Original post made by Arnold on Jul 11, 2012
"This is probably the hardest decision this council woman will ever have to make in this chair,' said Councilwoman Wendy McCammack.
"Philosophically, I'm against bankruptcy, but if this is the only way to save the city from long-term debt from which it might never recover ... it's the best choice."
Penman also said at the meeting that for 13 of the last 16 years, the council had been given falsified budget documents. Those documents said the city was in the black when, in fact, it had been deficit spending, he said."
- This is an interesting statement. It's hard to imagine 13 - 16 years of audited financial statements not detecting a problem as large as the difference between being in the black, or the red. While I suspect there is much more to the story, it is probably also true that most cities ARE deficit spending, and that includes Pleasanton and the PUSD, and every school district in the state for that matter.
"In an earlier report to the council, Travis-Miller said the city has faced declining revenues and escalating retirement costs, with employee compensation accounting for about 75 percent of the city's general fund spending."
- Now we are getting somewhere. Employee costs are 75% of the budget but the budget doesn't recognize all of the employee costs. The true cost is higher. Retiree medical benefits are "pay as you Go" which only treats the current cost as expense while ignoring the true cost which is 3-4 times the dollar amount expensed. The true pension costs are also significantly higher then what's reported by ALL cities. CalPERS allows cities to only partial fund actual costs by extending payment terms, for past service, by as much as 30 years. Many employees will have worked, retired, and died before the cost of their pension has been paid for. New GASB rules regarding pensions attempt to address this issue but they don't go far enough. Actually, the GASB exposure draft rules addressed the issue but special interest groups, like CalPERS, lobbied hard to mitigate their impact.
Another article puts San Bernardino's cash balance at 155K - or ZILCH! Many more cities on the verge…
Read more: Web Link
Pleasanton doesn't suffer from many of the issues that drove SB to bankruptcy, but there are many issues the two cities have in common.
on Jul 11, 2012 at 9:49 pm
Goodness, declaring bankruptcy on a mere 48.5 million dollars. That strikes most of the people I hang with as ludricous. Why my golfing cronies lose that much on bets while on the golf course. Chump change. It's a shame Obama is in over his head. Glub, glub. I just want you to know that CAlifornia's Prop 13 strikes me as just fine, and I'd never consider raising taxes against the wealthy in Cal who are so oppressed by it. A tsunami is coming unless the little people begin paying their fair share.
on Jul 11, 2012 at 10:37 pm
Mr. Mittens, you make some excellent points.

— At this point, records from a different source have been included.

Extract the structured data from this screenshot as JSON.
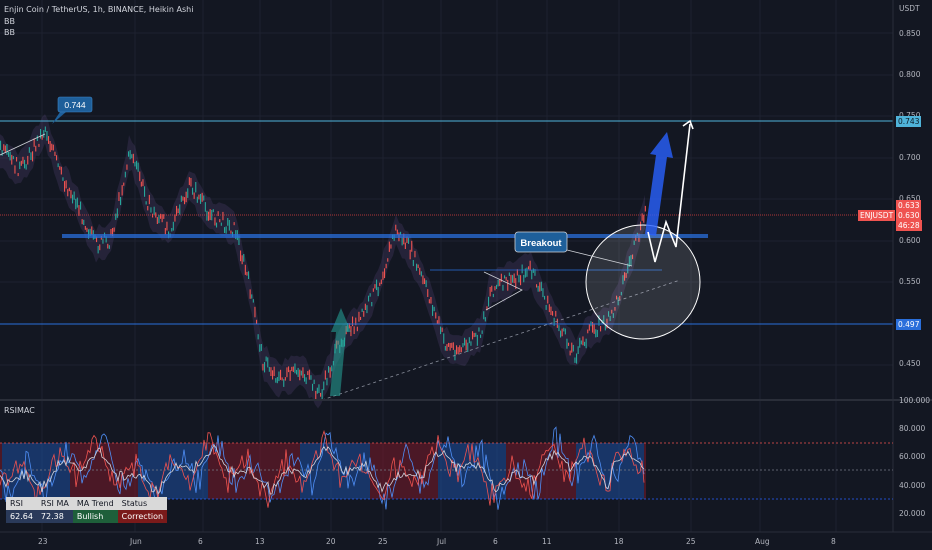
{
  "header": {
    "title": "Enjin Coin / TetherUS, 1h, BINANCE, Heikin Ashi",
    "ind1": "BB",
    "ind2": "BB",
    "currency": "USDT"
  },
  "price_axis": {
    "ticks": [
      "0.850",
      "0.800",
      "0.750",
      "0.700",
      "0.650",
      "0.600",
      "0.550",
      "0.450"
    ],
    "tags": {
      "top_level": "0.743",
      "close_a": "0.633",
      "close_b": "0.630",
      "countdown": "46:28",
      "symbol": "ENJUSDT",
      "low_level": "0.497"
    }
  },
  "rsi_axis": {
    "ticks": [
      "100.000",
      "80.000",
      "60.000",
      "40.000",
      "20.000"
    ],
    "pane_label": "RSIMAC"
  },
  "time_axis": {
    "ticks": [
      "23",
      "Jun",
      "6",
      "13",
      "20",
      "25",
      "Jul",
      "6",
      "11",
      "18",
      "25",
      "Aug",
      "8"
    ]
  },
  "annotations": {
    "high_label": "0.744",
    "breakout_label": "Breakout"
  },
  "rsi_table": {
    "headers": [
      "RSI",
      "RSI MA",
      "MA Trend",
      "Status"
    ],
    "values": [
      "62.64",
      "72.38",
      "Bullish",
      "Correction"
    ]
  },
  "colors": {
    "background": "#131722",
    "bull": "#26a69a",
    "bear": "#ef5350",
    "accent_blue": "#2962ff",
    "level_blue": "#2a6fdb"
  }
}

Your commentary on San Bernardino's 48.5 million dollar deficit is not one of them. The real debt is probably 10 times that number only accounting for underfunded pension liabilities and unfunded retiree medical costs. If you also add the cost of deferred road maintenance, usually the first sign of structural deficit and poor management issues, the burden grows larger.
Your comments regarding Obama "in over his head" are interesting. I don't view it that way. Both he and Biden are who they are and that is supporters of the public employee unions that put them in the White House. The unions have been well compensated for those efforts and the stimulus funding - directed toward public employee unions in the form of grants, is evidence of that. As is Obama's comment that the private sector is just fine and public sector union's are struggling. Baloney!

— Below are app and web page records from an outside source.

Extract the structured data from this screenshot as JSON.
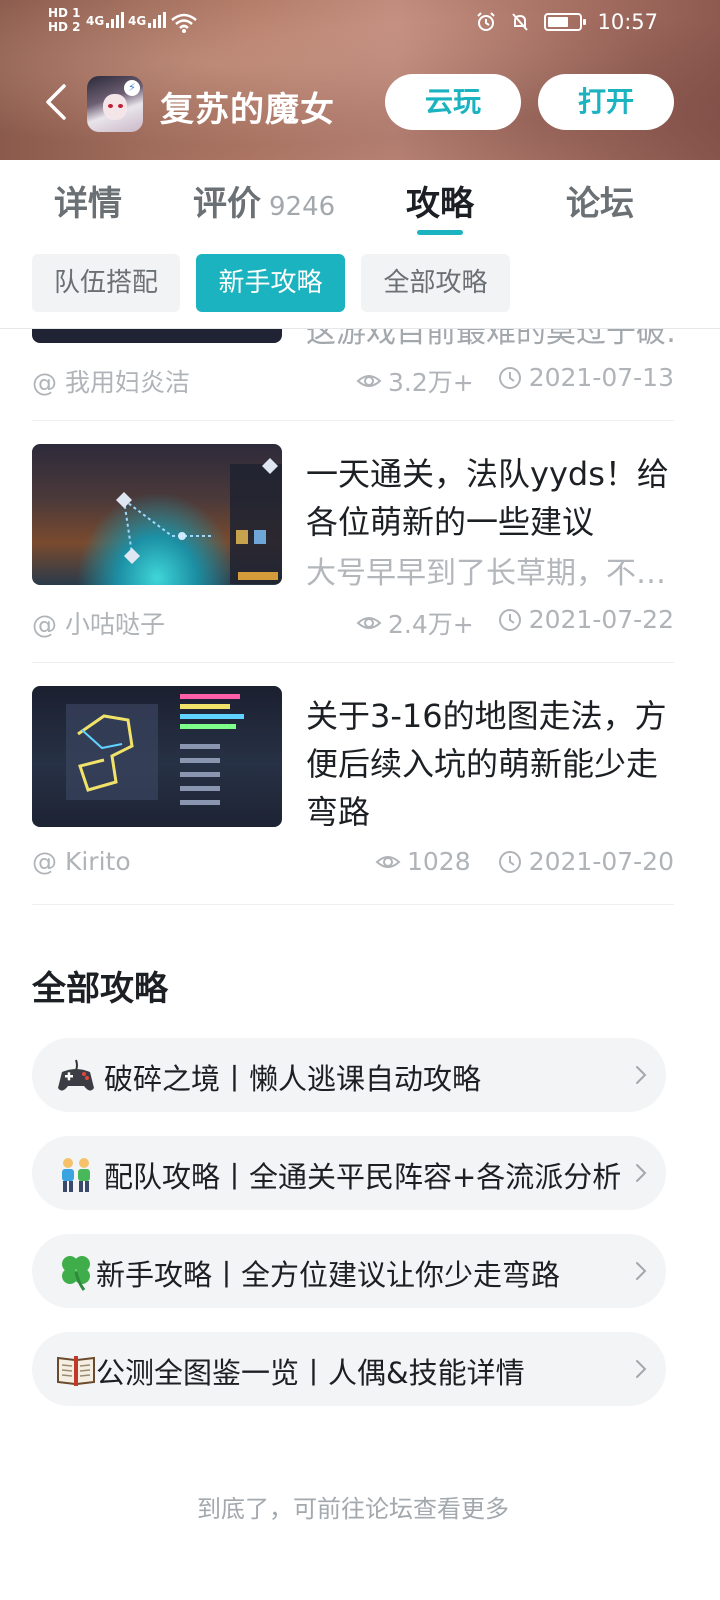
{
  "status_bar": {
    "hd1": "HD 1",
    "hd2": "HD 2",
    "signal1": "4G",
    "signal2": "4G",
    "time": "10:57"
  },
  "header": {
    "app_title": "复苏的魔女",
    "cloud_play_label": "云玩",
    "open_label": "打开"
  },
  "tabs": [
    {
      "label": "详情"
    },
    {
      "label": "评价",
      "count": "9246"
    },
    {
      "label": "攻略"
    },
    {
      "label": "论坛"
    }
  ],
  "chips": [
    "队伍搭配",
    "新手攻略",
    "全部攻略"
  ],
  "partial_article": {
    "text": "这游戏目前最难的莫过于破…",
    "author": "@ 我用妇炎洁",
    "views": "3.2万+",
    "date": "2021-07-13"
  },
  "articles": [
    {
      "title": "一天通关，法队yyds！给各位萌新的一些建议",
      "subtitle": "大号早早到了长草期，不…",
      "author": "@ 小咕哒子",
      "views": "2.4万+",
      "date": "2021-07-22"
    },
    {
      "title": "关于3-16的地图走法，方便后续入坑的萌新能少走弯路",
      "subtitle": "",
      "author": "@ Kirito",
      "views": "1028",
      "date": "2021-07-20"
    }
  ],
  "all_guides": {
    "title": "全部攻略",
    "items": [
      {
        "icon": "gamepad-icon",
        "label": "破碎之境丨懒人逃课自动攻略"
      },
      {
        "icon": "two-people-icon",
        "label": "配队攻略丨全通关平民阵容+各流派分析"
      },
      {
        "icon": "four-leaf-clover-icon",
        "label": "新手攻略丨全方位建议让你少走弯路"
      },
      {
        "icon": "open-book-icon",
        "label": "公测全图鉴一览丨人偶&技能详情"
      }
    ]
  },
  "footer": {
    "text": "到底了，可前往论坛查看更多"
  },
  "colors": {
    "accent": "#1bb3bf",
    "muted": "#a3a8ad",
    "header_bg": "#a56f62"
  }
}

The grant funding promoted by Obama/Biden to prop up police & fire staffing is only preventing a natural correction in compensation. The rest of the stimulus funding is going toward private sector union funding and signage that promotes all the shovel ready projects. At the same time the administration counts grant funding to support staffing levels, at ridiculous levels of compensation, as jobs that have been created. That couldn't be further from the truth. The only thing happening is that the federal government is subsidizing government employees while preventing a natural correction in government employee compensation.
The poor aren't the only ones being subsidized. We are also subsidizing government employees that receive both six figure salaries and six figure pensions.

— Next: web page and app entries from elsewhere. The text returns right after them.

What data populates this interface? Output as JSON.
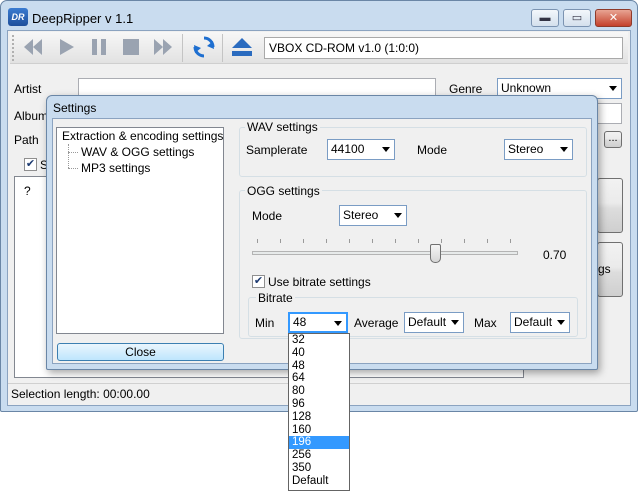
{
  "window": {
    "title": "DeepRipper v 1.1",
    "logo_text": "DR",
    "min_glyph": "▬",
    "max_glyph": "▭",
    "close_glyph": "✕"
  },
  "toolbar": {
    "buttons": [
      "rewind-icon",
      "play-icon",
      "pause-icon",
      "stop-icon",
      "fast-forward-icon",
      "refresh-icon",
      "eject-icon"
    ],
    "device": "VBOX CD-ROM v1.0 (1:0:0)"
  },
  "form": {
    "artist_label": "Artist",
    "album_label": "Album",
    "path_label": "Path",
    "genre_label": "Genre",
    "genre_value": "Unknown",
    "browse_label": "...",
    "select_all_partial": "S",
    "column_question": "?",
    "right_button_partial": "gs"
  },
  "status": {
    "selection_length": "Selection length:  00:00.00"
  },
  "settings": {
    "title": "Settings",
    "tree": {
      "root": "Extraction & encoding settings",
      "child1": "WAV & OGG settings",
      "child2": "MP3 settings"
    },
    "close_label": "Close",
    "wav": {
      "group": "WAV settings",
      "samplerate_label": "Samplerate",
      "samplerate_value": "44100",
      "mode_label": "Mode",
      "mode_value": "Stereo"
    },
    "ogg": {
      "group": "OGG settings",
      "mode_label": "Mode",
      "mode_value": "Stereo",
      "quality_value": "0.70",
      "use_bitrate_label": "Use bitrate settings",
      "use_bitrate_checked": true,
      "bitrate_group": "Bitrate",
      "min_label": "Min",
      "min_value": "48",
      "average_label": "Average",
      "average_value": "Default",
      "max_label": "Max",
      "max_value": "Default"
    },
    "bitrate_options": [
      "32",
      "40",
      "48",
      "64",
      "80",
      "96",
      "128",
      "160",
      "196",
      "256",
      "350",
      "Default"
    ],
    "highlighted_option": "196"
  }
}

Your whining about prop 13 gives you away as the union rep you are. The loudest and most consistent attacks always come from public employee unions. They can't stand that homeowner equity is just an unlucky number beyond their reach (13 - as in prop 13).
If not for prop 13 the unions would be taxing homeowners as much as it took to satisfy they're installable desire for more tax dollars.
on Jul 12, 2012 at 5:07 am
Poor babies. When will you ever learn?